WEISGARBER – In the 1800s, E.H. Weisgarber operated two mills on Fourth Creek as well as a carding company.
KHP hosts periodic programs including discussions within the Bearden Community to share local history as well as provide opportunities for members of the public to contribute memories and stories.
The following are edited oral history summaries for group discussions and individual interviews:
Although he had vowed never to return, Dr. William Lynn Weaver (1949-2019), a surgeon who went on to become chief of surgery at Morehouse School of Medicine in Atlanta, was invited to come back to West High School in 2018 to share his experiences as one of 14 Black students at the school in the early 1960s when the school was desegregated.
Marcus Carmon’s 20-minute documentary, How the West Was One, captures Dr. Weaver’s visit back to the school where he met teachers and students. He talked candidly about those hard times and, on reflection, also the good things that helped propel him on his journey and successful career as a surgeon.

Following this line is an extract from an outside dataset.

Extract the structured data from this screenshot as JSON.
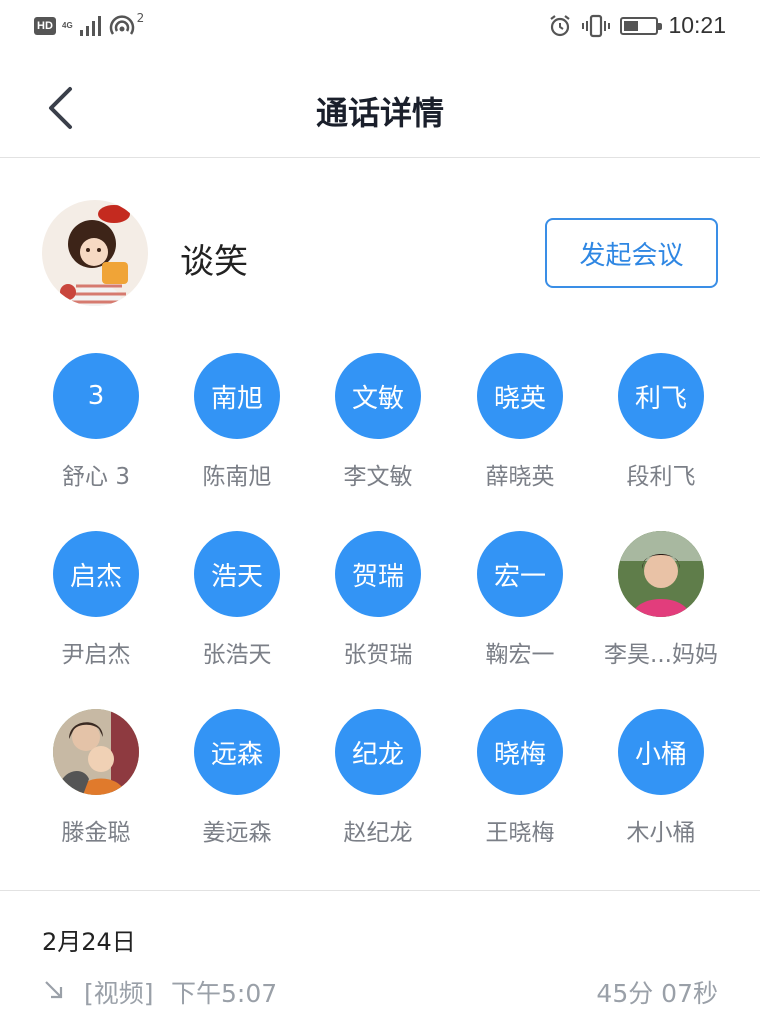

Previously, in 2007, NPR’s Story Corps featured Dr. Weaver, who remembered his father who lived in Knoxville as a janitor and chauffeur, and of his experiences at West High School. Link to Weaver’s NPR Story Corps segments.
Dr. Weaver died in 2019 at age 69.
Find other African American stories on the Black History page.
KHP is seeking community involvement to expand the history of Bearden both online, in programming, and for future publications. Do you have stories, photographs, and ephemera that you would be willing to share that would enhance what we collectively know about Bearden or Knoxville history? If so, please email us or call 865-337-7723.
Learn more about KHP’s community history sharing initiative, Knoxville Shoebox here.